SURVIVAL OF THE MORPHOLOGICALLY SPECIAL OR ORDINARY? THE STORY AS TOLD BY FOSSIL CRINOIDS
I show that long-lived crinoid genera and families are often less distant from mean morphologies of their crinoid orders than their shorter-lived relatives. Long-lived crinoid genera are morphologically less specialized than expected, when compared with resampled data. I also observe that long-lived crinoid genera are less distant from mean morphologies of their temporal cohorts compared with shorter-lived genera, but not in a statistically significant manner. It will be instructive to know if long-lived taxa are consistently divergent from the most primitive member(s) of a taxonomic group. However, putative basal members used for my analyses gave differing and sometimes contradictory results.

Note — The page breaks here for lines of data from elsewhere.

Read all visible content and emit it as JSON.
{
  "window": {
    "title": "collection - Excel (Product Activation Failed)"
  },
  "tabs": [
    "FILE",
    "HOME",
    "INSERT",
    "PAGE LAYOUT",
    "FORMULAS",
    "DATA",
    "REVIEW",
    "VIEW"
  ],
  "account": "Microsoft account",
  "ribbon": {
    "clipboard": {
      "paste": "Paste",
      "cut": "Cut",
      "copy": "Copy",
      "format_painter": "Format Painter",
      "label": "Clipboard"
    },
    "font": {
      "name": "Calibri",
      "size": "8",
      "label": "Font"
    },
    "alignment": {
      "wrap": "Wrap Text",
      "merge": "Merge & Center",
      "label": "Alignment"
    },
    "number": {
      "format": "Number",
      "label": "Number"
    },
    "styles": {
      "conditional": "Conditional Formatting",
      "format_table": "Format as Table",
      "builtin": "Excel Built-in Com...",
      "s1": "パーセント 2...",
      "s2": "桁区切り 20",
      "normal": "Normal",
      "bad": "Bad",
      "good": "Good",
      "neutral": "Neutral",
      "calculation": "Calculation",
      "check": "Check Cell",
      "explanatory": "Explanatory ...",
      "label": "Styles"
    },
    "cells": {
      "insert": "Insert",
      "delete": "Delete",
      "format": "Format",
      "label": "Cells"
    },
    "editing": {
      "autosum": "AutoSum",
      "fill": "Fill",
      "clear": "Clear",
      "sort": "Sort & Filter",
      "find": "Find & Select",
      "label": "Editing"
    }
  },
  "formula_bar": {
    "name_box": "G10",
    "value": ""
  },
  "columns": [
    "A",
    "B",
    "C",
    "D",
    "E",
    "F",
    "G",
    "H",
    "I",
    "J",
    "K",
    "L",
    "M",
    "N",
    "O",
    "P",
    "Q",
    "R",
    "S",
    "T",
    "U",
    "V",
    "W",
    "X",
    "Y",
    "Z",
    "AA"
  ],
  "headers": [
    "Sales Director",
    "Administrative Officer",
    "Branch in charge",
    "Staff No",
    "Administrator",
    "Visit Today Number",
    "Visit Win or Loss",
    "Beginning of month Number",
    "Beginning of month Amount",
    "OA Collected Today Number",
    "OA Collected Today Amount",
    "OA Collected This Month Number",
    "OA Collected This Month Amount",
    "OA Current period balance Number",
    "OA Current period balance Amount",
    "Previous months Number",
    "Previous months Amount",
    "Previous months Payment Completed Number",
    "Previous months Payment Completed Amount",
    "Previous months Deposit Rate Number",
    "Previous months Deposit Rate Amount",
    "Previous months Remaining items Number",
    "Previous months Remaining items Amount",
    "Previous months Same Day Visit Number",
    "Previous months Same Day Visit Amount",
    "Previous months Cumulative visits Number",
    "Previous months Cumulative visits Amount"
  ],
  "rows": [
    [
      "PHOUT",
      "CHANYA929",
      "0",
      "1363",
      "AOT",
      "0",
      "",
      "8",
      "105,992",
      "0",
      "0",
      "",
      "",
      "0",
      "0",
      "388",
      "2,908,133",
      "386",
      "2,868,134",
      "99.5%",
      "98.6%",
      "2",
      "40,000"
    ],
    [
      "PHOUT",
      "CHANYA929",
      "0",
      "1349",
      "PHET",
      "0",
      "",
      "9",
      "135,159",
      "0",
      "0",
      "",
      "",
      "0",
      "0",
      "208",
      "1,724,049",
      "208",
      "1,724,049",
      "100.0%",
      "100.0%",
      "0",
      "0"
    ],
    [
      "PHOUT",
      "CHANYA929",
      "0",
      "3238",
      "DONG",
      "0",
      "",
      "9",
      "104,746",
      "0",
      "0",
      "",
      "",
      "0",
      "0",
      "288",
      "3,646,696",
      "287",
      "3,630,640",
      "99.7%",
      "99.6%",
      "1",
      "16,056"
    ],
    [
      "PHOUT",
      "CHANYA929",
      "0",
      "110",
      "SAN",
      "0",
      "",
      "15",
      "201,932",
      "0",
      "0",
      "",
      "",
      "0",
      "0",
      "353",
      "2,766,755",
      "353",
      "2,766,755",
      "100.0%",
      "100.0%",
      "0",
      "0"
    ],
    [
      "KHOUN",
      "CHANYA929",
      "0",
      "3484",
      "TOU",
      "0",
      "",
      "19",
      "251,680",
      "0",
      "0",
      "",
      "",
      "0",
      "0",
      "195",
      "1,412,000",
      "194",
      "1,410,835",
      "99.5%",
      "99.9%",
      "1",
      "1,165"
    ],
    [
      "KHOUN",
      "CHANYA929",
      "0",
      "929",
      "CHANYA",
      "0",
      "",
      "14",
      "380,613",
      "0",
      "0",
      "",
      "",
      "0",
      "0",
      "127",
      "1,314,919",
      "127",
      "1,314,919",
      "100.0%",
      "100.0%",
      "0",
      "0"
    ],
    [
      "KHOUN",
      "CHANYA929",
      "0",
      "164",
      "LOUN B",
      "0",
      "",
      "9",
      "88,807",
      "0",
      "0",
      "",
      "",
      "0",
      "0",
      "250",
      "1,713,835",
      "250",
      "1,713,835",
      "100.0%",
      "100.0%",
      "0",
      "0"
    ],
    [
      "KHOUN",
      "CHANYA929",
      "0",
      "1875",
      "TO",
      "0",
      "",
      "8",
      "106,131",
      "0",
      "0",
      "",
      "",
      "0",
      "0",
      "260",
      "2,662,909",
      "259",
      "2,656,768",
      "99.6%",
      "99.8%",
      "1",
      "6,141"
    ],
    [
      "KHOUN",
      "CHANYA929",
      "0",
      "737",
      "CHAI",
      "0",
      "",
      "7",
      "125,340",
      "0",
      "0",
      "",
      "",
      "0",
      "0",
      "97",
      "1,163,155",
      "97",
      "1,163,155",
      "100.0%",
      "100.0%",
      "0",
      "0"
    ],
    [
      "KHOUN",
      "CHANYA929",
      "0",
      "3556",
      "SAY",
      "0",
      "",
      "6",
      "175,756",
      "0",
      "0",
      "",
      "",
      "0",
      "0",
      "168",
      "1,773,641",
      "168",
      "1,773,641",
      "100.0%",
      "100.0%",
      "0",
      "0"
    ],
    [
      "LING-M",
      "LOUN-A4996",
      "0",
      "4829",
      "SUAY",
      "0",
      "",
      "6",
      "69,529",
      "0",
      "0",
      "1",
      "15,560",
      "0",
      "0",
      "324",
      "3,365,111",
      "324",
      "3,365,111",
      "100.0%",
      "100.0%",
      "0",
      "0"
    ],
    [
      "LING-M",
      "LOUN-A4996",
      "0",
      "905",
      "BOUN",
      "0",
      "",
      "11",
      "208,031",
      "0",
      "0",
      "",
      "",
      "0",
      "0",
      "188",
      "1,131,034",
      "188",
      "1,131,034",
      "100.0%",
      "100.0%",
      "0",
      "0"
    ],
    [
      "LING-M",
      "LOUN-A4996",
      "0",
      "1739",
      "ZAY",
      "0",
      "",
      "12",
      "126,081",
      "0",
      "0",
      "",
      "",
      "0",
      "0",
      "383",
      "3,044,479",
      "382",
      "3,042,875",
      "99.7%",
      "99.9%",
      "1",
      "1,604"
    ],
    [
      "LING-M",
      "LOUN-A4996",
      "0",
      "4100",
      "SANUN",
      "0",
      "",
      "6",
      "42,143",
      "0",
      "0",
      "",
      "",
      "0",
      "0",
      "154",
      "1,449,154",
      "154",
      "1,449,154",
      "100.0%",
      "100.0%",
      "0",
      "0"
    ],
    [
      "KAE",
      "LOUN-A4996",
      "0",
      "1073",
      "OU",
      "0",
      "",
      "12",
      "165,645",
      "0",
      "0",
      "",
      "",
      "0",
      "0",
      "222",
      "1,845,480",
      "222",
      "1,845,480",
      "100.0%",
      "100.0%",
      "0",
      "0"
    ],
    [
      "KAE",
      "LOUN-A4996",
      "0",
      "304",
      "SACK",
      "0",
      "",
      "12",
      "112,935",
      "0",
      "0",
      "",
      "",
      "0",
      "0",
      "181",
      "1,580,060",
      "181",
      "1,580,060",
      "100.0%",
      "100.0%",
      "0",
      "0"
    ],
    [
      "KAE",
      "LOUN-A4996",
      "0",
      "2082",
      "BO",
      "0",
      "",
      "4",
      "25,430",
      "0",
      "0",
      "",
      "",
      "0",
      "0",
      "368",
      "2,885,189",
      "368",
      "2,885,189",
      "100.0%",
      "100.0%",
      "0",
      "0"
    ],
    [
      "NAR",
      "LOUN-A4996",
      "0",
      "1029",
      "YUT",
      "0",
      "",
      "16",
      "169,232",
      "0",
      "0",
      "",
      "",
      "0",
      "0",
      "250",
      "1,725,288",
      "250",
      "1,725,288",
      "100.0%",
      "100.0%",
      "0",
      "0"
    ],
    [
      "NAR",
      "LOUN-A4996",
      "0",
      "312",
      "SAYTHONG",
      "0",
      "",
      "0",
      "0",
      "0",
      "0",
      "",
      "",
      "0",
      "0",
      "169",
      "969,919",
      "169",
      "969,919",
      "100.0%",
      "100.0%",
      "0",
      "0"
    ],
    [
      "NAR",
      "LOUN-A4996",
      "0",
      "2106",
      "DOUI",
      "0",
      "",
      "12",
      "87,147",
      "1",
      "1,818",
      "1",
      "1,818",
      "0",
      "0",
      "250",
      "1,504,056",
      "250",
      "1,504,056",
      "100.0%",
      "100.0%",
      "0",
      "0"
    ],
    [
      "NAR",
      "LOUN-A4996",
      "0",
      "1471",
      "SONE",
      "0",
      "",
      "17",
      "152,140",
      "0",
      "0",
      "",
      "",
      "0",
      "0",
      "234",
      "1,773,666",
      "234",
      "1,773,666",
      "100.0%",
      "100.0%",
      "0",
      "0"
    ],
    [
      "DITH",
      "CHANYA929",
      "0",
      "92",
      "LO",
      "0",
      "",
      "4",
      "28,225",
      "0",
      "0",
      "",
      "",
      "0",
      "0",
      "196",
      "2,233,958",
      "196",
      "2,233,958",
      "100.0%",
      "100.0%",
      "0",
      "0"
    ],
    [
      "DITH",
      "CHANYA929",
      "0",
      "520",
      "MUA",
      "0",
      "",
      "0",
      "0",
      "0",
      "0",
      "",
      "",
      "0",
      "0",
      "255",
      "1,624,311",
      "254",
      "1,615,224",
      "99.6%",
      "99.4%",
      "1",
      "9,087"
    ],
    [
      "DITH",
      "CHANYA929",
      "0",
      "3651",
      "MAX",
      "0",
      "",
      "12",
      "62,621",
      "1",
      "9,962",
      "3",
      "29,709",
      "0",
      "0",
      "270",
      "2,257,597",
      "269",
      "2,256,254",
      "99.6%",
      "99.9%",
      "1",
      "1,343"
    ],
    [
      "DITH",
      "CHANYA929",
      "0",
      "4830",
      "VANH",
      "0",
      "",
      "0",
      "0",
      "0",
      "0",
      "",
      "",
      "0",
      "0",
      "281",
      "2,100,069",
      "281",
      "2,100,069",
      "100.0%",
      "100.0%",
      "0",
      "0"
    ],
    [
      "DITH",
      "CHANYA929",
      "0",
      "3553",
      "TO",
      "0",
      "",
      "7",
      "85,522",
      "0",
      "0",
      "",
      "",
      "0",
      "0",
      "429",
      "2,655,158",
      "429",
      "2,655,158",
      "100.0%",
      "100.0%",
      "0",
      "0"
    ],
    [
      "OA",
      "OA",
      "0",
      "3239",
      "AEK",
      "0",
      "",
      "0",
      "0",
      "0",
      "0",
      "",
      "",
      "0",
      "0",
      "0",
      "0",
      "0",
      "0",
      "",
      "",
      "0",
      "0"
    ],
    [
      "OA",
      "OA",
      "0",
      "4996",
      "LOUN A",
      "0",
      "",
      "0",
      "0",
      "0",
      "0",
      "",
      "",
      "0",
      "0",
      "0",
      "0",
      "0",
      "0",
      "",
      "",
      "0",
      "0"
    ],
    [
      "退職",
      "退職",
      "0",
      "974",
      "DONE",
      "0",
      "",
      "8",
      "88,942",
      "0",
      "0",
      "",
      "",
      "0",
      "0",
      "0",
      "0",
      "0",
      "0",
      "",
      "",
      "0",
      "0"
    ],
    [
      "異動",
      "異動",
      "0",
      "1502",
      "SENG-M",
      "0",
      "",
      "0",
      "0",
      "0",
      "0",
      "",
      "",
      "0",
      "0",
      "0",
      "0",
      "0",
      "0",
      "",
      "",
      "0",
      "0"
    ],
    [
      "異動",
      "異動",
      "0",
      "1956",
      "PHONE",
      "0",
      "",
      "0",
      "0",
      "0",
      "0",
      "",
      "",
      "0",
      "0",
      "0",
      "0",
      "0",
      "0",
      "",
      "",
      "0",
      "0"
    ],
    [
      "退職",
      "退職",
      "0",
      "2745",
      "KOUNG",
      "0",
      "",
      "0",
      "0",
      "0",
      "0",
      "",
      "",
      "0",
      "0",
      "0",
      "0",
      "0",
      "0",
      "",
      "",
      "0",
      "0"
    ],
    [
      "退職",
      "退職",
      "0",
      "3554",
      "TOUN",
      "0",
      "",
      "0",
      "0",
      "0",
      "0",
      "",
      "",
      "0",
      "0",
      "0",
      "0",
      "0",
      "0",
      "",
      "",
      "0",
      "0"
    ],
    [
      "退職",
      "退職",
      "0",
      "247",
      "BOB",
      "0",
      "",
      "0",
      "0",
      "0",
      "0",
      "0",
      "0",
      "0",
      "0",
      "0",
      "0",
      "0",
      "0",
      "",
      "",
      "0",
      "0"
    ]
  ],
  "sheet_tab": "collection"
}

I conclude that long-lived crinoids are relatively unspecialized, in the sense that they are relatively closer to the mean morphologies of their taxonomic groups. This robust result is not due to the lack of morphological characters in very long-ranging genera nor due to their having (sometimes) greater species representations in the database.